The Supreme Court on Tuesday held that imposition of the mother tongue as the medium of instruction in primary classes in government-recognised, aided or unaided private schools was unconstitutional.
A Constitution Bench, comprising Chief Justice R.M. Lodha and Justices A.K. Patnaik, S.J. Mukhopadhaya, Dipak Misra and Ibrahim Kalifulla, upheld a Karnataka High Court judgment quashing an order passed by Karnataka saying the medium of instruction should be either the mother tongue or Kannada for classes I to IV from the academic year 1994-95.
Writing the judgment, Justice Patnaik said: “We are of the considered opinion that though the experts may be uniform in their opinion that children studying in classes I to IV in the primary school can learn better if they are taught in their mother tongue, the State cannot stipulate it as a condition for recognition [of schools].”
Dismissing a batch of appeals filed by Karnataka and others against the High Court verdict, the Bench said the State could not compel minority schools, protected under Articles 29(1) and 30(1) of the Constitution and private unaided schools enjoying the right to carry on any occupation under Article 19(1)(g) , to offer instruction in the mother tongue or Kannada.
The Bench held that imposition of the mother tongue “affects the fundamental rights under Articles 19, 29 and 30 of the Constitution. The State has no power under Article 350A of the Constitution to compel the linguistic minorities also to choose their mother tongue only as a medium of instruction in primary schools.”

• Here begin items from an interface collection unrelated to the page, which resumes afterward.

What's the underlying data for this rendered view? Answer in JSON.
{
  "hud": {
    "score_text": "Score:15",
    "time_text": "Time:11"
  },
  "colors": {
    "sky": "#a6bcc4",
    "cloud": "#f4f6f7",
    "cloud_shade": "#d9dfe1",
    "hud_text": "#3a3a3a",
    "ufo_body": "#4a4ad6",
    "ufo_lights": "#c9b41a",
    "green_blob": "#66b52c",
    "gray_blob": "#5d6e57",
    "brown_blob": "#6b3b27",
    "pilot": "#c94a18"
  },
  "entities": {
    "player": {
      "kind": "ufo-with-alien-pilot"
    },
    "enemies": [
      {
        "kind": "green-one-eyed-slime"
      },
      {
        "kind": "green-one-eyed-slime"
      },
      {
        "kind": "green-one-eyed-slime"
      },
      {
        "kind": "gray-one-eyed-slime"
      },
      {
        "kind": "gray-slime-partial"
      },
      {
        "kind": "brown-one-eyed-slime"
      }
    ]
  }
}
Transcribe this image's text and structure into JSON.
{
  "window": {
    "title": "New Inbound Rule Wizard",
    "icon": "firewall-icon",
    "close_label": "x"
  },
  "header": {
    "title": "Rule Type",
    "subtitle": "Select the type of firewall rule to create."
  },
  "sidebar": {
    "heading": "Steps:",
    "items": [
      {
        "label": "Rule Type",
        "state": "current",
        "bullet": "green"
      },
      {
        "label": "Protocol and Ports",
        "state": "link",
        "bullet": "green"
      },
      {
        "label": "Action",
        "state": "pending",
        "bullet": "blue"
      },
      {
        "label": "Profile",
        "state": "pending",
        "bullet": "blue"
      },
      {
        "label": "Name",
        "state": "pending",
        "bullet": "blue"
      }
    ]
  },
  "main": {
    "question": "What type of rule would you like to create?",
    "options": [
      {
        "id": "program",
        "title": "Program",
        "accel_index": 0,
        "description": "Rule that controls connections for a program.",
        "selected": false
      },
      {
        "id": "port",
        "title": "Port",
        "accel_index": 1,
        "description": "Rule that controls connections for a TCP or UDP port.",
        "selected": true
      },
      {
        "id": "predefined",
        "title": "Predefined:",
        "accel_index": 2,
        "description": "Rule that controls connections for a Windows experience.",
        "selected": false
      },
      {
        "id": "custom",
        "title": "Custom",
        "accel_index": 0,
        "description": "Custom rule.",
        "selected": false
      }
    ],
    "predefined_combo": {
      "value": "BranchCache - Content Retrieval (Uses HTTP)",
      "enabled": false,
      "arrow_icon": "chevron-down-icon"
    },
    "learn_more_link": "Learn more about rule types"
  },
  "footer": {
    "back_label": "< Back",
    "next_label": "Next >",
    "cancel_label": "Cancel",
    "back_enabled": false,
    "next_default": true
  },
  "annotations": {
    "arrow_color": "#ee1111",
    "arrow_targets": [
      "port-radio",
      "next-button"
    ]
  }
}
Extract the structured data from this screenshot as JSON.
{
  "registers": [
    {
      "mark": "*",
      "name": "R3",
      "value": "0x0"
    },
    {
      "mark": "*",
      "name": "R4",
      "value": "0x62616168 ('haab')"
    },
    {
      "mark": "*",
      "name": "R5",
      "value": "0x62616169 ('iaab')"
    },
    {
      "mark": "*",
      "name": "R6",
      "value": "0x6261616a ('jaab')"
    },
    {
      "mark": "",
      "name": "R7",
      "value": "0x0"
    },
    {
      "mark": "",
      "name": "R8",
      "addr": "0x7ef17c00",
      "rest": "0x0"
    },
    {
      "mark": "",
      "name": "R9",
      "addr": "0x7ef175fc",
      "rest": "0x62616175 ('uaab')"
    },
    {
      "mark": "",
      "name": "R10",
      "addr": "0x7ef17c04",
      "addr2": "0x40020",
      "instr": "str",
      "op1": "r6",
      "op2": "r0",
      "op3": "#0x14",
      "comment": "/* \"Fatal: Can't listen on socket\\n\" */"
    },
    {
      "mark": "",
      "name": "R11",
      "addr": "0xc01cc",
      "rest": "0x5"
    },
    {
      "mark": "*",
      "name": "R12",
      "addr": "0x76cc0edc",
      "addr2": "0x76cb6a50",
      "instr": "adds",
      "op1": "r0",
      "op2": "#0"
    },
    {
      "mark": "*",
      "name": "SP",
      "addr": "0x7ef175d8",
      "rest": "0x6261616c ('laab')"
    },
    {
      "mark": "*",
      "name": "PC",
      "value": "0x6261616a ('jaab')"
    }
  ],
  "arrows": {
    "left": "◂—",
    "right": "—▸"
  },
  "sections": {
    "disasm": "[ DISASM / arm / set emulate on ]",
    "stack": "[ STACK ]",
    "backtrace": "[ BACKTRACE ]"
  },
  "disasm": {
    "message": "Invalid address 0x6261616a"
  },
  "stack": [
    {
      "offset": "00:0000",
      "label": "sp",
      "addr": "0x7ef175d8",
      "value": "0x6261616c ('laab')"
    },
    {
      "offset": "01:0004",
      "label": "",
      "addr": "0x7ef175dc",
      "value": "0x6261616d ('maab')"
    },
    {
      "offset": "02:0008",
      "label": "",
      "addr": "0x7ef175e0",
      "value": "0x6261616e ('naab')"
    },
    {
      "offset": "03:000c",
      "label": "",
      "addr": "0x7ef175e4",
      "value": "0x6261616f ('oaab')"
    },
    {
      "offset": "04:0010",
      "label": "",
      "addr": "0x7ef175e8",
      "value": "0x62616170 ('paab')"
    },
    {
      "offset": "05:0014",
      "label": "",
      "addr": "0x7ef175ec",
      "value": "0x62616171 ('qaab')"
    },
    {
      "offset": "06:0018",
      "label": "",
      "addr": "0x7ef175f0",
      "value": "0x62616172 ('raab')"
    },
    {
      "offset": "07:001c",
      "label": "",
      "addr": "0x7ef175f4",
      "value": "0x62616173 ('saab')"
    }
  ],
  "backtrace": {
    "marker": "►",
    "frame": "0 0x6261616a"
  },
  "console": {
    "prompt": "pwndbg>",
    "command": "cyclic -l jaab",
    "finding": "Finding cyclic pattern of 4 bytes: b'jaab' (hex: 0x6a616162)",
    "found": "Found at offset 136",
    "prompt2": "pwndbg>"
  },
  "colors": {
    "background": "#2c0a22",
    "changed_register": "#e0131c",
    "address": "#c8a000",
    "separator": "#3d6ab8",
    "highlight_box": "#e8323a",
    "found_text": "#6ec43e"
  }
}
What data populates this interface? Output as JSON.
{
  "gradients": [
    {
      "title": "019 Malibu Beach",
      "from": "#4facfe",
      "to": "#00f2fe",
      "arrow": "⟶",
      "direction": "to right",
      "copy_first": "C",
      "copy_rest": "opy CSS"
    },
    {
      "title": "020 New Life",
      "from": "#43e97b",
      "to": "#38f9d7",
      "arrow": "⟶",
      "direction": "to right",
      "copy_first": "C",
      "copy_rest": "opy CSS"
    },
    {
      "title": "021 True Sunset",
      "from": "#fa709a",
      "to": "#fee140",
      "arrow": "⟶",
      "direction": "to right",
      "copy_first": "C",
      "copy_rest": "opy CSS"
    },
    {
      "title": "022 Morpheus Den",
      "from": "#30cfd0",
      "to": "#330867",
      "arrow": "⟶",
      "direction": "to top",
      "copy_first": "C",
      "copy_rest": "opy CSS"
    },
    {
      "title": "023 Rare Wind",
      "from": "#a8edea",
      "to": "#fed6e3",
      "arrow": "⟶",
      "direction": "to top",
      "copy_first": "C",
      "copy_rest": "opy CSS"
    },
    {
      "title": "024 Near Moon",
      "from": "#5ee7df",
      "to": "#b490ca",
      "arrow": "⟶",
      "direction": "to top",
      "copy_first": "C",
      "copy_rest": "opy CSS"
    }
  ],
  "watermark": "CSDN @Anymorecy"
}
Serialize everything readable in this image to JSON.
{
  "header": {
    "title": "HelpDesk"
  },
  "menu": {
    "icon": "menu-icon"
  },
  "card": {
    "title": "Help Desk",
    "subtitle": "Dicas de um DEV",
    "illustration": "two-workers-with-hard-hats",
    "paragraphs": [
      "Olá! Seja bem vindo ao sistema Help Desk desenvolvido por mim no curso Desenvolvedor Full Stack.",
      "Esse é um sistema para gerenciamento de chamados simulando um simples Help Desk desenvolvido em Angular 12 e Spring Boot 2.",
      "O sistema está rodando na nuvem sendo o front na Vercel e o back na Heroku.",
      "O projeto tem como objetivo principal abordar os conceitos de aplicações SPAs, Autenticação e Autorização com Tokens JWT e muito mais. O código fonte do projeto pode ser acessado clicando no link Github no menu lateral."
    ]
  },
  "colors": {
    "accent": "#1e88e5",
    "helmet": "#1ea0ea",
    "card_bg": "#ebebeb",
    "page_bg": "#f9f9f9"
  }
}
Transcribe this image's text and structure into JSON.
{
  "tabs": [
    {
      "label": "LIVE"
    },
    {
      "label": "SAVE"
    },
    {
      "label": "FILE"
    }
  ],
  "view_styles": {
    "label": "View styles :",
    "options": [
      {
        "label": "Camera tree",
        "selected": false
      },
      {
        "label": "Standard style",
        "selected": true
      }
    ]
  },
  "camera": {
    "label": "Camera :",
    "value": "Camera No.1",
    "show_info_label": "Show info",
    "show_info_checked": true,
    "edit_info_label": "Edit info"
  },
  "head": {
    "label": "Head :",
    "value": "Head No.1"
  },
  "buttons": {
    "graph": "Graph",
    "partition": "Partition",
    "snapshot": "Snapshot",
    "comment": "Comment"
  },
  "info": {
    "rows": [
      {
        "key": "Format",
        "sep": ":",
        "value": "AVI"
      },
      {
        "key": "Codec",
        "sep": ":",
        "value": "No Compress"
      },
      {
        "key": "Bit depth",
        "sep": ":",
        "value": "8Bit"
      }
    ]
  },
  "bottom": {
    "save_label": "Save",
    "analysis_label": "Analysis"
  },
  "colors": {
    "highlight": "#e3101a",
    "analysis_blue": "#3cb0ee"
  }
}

“The right to freedom of speech and expression under Article 19(1)(a) of the Constitution includes the freedom of a child to be educated at the primary stage of school in a language of the choice of the child and the State cannot impose controls on such choice just because it thinks that it will be more beneficial for the child if he is taught in the primary stage in his mother tongue,” the Bench said.